Thanks again for reading - there are so many blogs out there now to read and you chose feel like Sally Fields.

Dear Carol,

This is the second Christmas that I'll be alone. My beloved Fred passed in October two years ago and my son Charlie and his wife and their daughter live in Hawaii.

Last year was horrible. I sat in front of the television eating soggy pizza and watching "It's a Wonderful Life." I was resentful that Fred died on me and left me alone. At 67 my life certainly didn't feel wonderful.

This year my son offered to send me a plane ticket to come to spend Christmas with them, but I am afraid to make that long trip alone. (I live in New Jersey)

I wish they would come to me. I should have had more children. Fred was from a big family and wanted to dote on his only son. Now, Charlie is far away and I'm alone.

Any suggestions to make the holidays more bearable for me?

Merry Christmas and Happy New Year (not for me)

Marion J.

Dear Marion J.

I counted - you used the word 'alone' four times in your short e-mail to me. I worry that the way you describe yourself is who you'll become. Granted, technically you are alone, but perhaps I can find a more uplifting word.

Hmmmm...after checking under the thesaurus it turns out that 'alone' is far more uplifting than it's counterparts. Here are the words they say have the same meaning:
abandoned - by oneself - companionless - deserted - desolate - detached - forlorn - forsaken - friendless - hermit - lonely - single - solo - stag - solitary - traveling light - unattached and ironically - 'widowed'.

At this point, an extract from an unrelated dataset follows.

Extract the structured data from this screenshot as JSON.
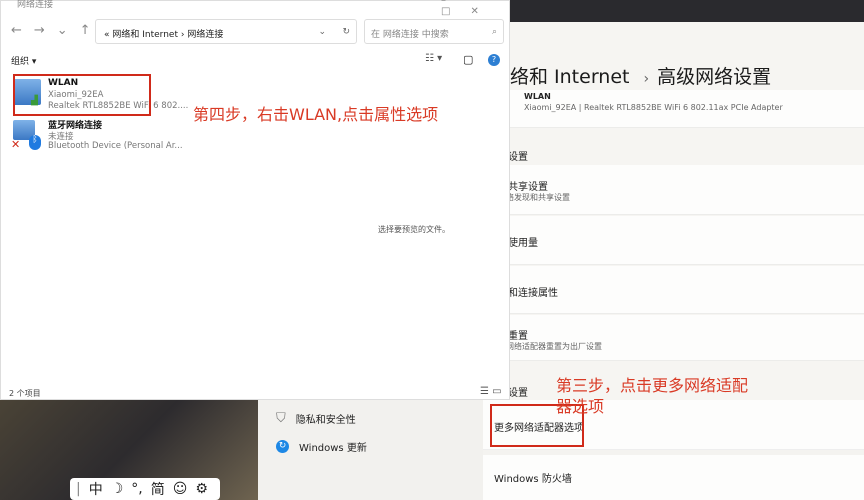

I laughed out loud at 'deserted' and 'friendless' but that's just me. It seems another approach is needed for you.

My instinct is to tell you to suck it up and fly over to Hawaii to be with your family. However, the last time I followed my instinct I polished off an entire half gallon of vanilla fudge ice-cream and believe me, it wasn't pretty. My instincts are far better for others, though. I rarely recommend that a widow gorge herself.

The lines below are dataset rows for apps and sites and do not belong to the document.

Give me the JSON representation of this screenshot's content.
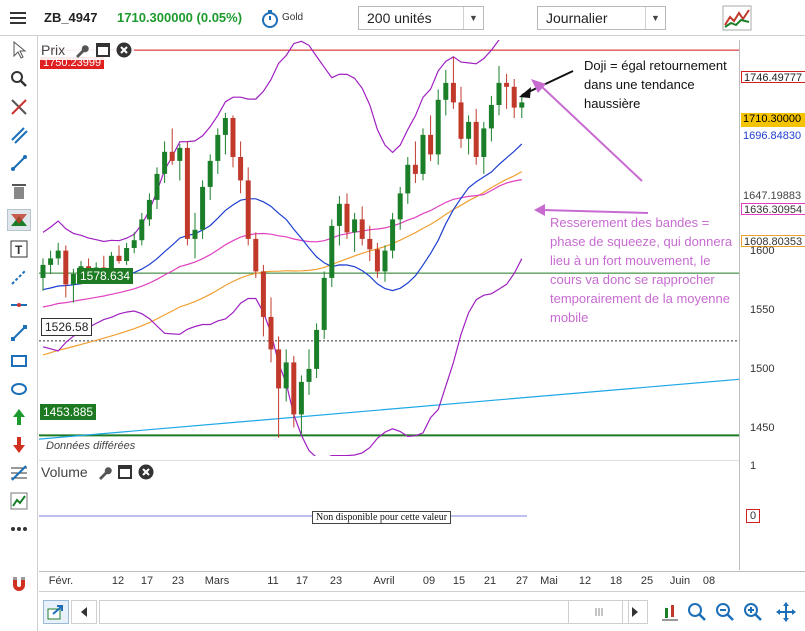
{
  "toolbar": {
    "symbol": "ZB_4947",
    "price": "1710.300000 (0.05%)",
    "gold_label": "Gold",
    "units_select": "200 unités",
    "period_select": "Journalier"
  },
  "panels": {
    "price_title": "Prix",
    "volume_title": "Volume",
    "delayed_note": "Données différées",
    "volume_unavailable": "Non disponible pour cette valeur"
  },
  "levels": {
    "red_top": "1750.23999",
    "green_mid": "1578.634",
    "black_dotted": "1526.58",
    "green_low": "1453.885"
  },
  "right_axis": {
    "ticks": [
      "1600",
      "1550",
      "1500",
      "1450"
    ],
    "tag_upper_band": "1746.49777",
    "tag_last": "1710.30000",
    "tag_ma": "1696.84830",
    "tag_mid1": "1647.19883",
    "tag_mid2": "1636.30954",
    "tag_ma200": "1608.80353",
    "volume_ticks": [
      "1",
      "0"
    ]
  },
  "bottom_axis": {
    "dates": [
      "Févr.",
      "12",
      "17",
      "23",
      "Mars",
      "11",
      "17",
      "23",
      "Avril",
      "09",
      "15",
      "21",
      "27",
      "Mai",
      "12",
      "18",
      "25",
      "Juin",
      "08"
    ]
  },
  "annotations": {
    "doji": "Doji = égal retournement dans une tendance haussière",
    "squeeze": "Resserement des bandes = phase de squeeze, qui donnera lieu à un fort mouvement, le cours va donc se rapprocher temporairement de la moyenne mobile"
  },
  "colors": {
    "up": "#1b7f2a",
    "down": "#c0392b",
    "bollinger": "#a020c0",
    "ma_short": "#1f3fd0",
    "ma_mid": "#e040c0",
    "ma_long": "#f0a030",
    "trendline": "#1ea7e8",
    "resistance": "#d01010",
    "support": "#1e7a22"
  },
  "chart_data": {
    "type": "candlestick",
    "ylim": [
      1438,
      1758
    ],
    "candles": [
      {
        "o": 1575,
        "h": 1590,
        "l": 1565,
        "c": 1585
      },
      {
        "o": 1585,
        "h": 1596,
        "l": 1578,
        "c": 1590
      },
      {
        "o": 1590,
        "h": 1602,
        "l": 1585,
        "c": 1596
      },
      {
        "o": 1596,
        "h": 1600,
        "l": 1560,
        "c": 1570
      },
      {
        "o": 1570,
        "h": 1582,
        "l": 1556,
        "c": 1578
      },
      {
        "o": 1578,
        "h": 1588,
        "l": 1570,
        "c": 1584
      },
      {
        "o": 1584,
        "h": 1590,
        "l": 1575,
        "c": 1578
      },
      {
        "o": 1578,
        "h": 1587,
        "l": 1572,
        "c": 1583
      },
      {
        "o": 1583,
        "h": 1592,
        "l": 1577,
        "c": 1580
      },
      {
        "o": 1580,
        "h": 1595,
        "l": 1578,
        "c": 1592
      },
      {
        "o": 1592,
        "h": 1600,
        "l": 1586,
        "c": 1588
      },
      {
        "o": 1588,
        "h": 1602,
        "l": 1585,
        "c": 1598
      },
      {
        "o": 1598,
        "h": 1610,
        "l": 1594,
        "c": 1604
      },
      {
        "o": 1604,
        "h": 1625,
        "l": 1600,
        "c": 1620
      },
      {
        "o": 1620,
        "h": 1640,
        "l": 1615,
        "c": 1635
      },
      {
        "o": 1635,
        "h": 1660,
        "l": 1628,
        "c": 1655
      },
      {
        "o": 1655,
        "h": 1680,
        "l": 1648,
        "c": 1672
      },
      {
        "o": 1672,
        "h": 1690,
        "l": 1662,
        "c": 1665
      },
      {
        "o": 1665,
        "h": 1678,
        "l": 1650,
        "c": 1675
      },
      {
        "o": 1675,
        "h": 1680,
        "l": 1600,
        "c": 1605
      },
      {
        "o": 1605,
        "h": 1625,
        "l": 1590,
        "c": 1612
      },
      {
        "o": 1612,
        "h": 1650,
        "l": 1605,
        "c": 1645
      },
      {
        "o": 1645,
        "h": 1670,
        "l": 1635,
        "c": 1665
      },
      {
        "o": 1665,
        "h": 1690,
        "l": 1655,
        "c": 1685
      },
      {
        "o": 1685,
        "h": 1702,
        "l": 1670,
        "c": 1698
      },
      {
        "o": 1698,
        "h": 1700,
        "l": 1660,
        "c": 1668
      },
      {
        "o": 1668,
        "h": 1680,
        "l": 1640,
        "c": 1650
      },
      {
        "o": 1650,
        "h": 1660,
        "l": 1600,
        "c": 1605
      },
      {
        "o": 1605,
        "h": 1610,
        "l": 1575,
        "c": 1580
      },
      {
        "o": 1580,
        "h": 1585,
        "l": 1530,
        "c": 1545
      },
      {
        "o": 1545,
        "h": 1560,
        "l": 1510,
        "c": 1520
      },
      {
        "o": 1520,
        "h": 1530,
        "l": 1452,
        "c": 1490
      },
      {
        "o": 1490,
        "h": 1520,
        "l": 1480,
        "c": 1510
      },
      {
        "o": 1510,
        "h": 1515,
        "l": 1460,
        "c": 1470
      },
      {
        "o": 1470,
        "h": 1500,
        "l": 1455,
        "c": 1495
      },
      {
        "o": 1495,
        "h": 1520,
        "l": 1485,
        "c": 1505
      },
      {
        "o": 1505,
        "h": 1540,
        "l": 1498,
        "c": 1535
      },
      {
        "o": 1535,
        "h": 1580,
        "l": 1528,
        "c": 1575
      },
      {
        "o": 1575,
        "h": 1620,
        "l": 1568,
        "c": 1615
      },
      {
        "o": 1615,
        "h": 1638,
        "l": 1600,
        "c": 1632
      },
      {
        "o": 1632,
        "h": 1640,
        "l": 1605,
        "c": 1610
      },
      {
        "o": 1610,
        "h": 1625,
        "l": 1595,
        "c": 1620
      },
      {
        "o": 1620,
        "h": 1630,
        "l": 1600,
        "c": 1605
      },
      {
        "o": 1605,
        "h": 1615,
        "l": 1588,
        "c": 1597
      },
      {
        "o": 1597,
        "h": 1602,
        "l": 1575,
        "c": 1580
      },
      {
        "o": 1580,
        "h": 1600,
        "l": 1572,
        "c": 1596
      },
      {
        "o": 1596,
        "h": 1625,
        "l": 1590,
        "c": 1620
      },
      {
        "o": 1620,
        "h": 1645,
        "l": 1612,
        "c": 1640
      },
      {
        "o": 1640,
        "h": 1668,
        "l": 1632,
        "c": 1662
      },
      {
        "o": 1662,
        "h": 1680,
        "l": 1648,
        "c": 1655
      },
      {
        "o": 1655,
        "h": 1690,
        "l": 1650,
        "c": 1685
      },
      {
        "o": 1685,
        "h": 1700,
        "l": 1665,
        "c": 1670
      },
      {
        "o": 1670,
        "h": 1720,
        "l": 1662,
        "c": 1712
      },
      {
        "o": 1712,
        "h": 1735,
        "l": 1700,
        "c": 1725
      },
      {
        "o": 1725,
        "h": 1745,
        "l": 1705,
        "c": 1710
      },
      {
        "o": 1710,
        "h": 1722,
        "l": 1675,
        "c": 1682
      },
      {
        "o": 1682,
        "h": 1700,
        "l": 1670,
        "c": 1695
      },
      {
        "o": 1695,
        "h": 1705,
        "l": 1662,
        "c": 1668
      },
      {
        "o": 1668,
        "h": 1695,
        "l": 1655,
        "c": 1690
      },
      {
        "o": 1690,
        "h": 1715,
        "l": 1680,
        "c": 1708
      },
      {
        "o": 1708,
        "h": 1738,
        "l": 1700,
        "c": 1725
      },
      {
        "o": 1725,
        "h": 1732,
        "l": 1705,
        "c": 1722
      },
      {
        "o": 1722,
        "h": 1728,
        "l": 1698,
        "c": 1706
      },
      {
        "o": 1706,
        "h": 1715,
        "l": 1698,
        "c": 1710
      }
    ]
  }
}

You are fearful to fly without a companion and this is understandable. When I am faced with my fear - quicksand - I ask myself, 'Can I wake myself up from this terrible nightmare? and 'What is the worst thing that could happen?' In your case stepping on to a plane will not pull you in never to be seen again unless you fly over the Bermuda Triangle.

You don't say who you and Fred celebrated with all the years before he died. If you invited family and friends to your home for past holidays why not call them and invite them for this year? If it's too much for you then ask them to each bring a dish. (filled with food)

People are aware how isolating widowhood can be during the holidays and they may send a card, but they stay away. Our very presence is a frightening reminder of how fragile life is. This is why sometimes we must be the ones to reach out.

It's impossible to invite yourself, yet if you extend an invitation they may say,

"John and I were just about to call you."

Yes, they will be lying, but with that invitation in your back pocket (not literally) you can confess that being a hostess is overwheming for you this year. Tell them you'd be thrilled to accept what we know is their gracious yet empty gesture.

If you're uncomfortable with any of these suggestions my final thought is: how about you celebrate with my family and I take your ticket to Hawaii?

Try to make the best of it...It IS a wonderful life...

Carol - Poor Widow Me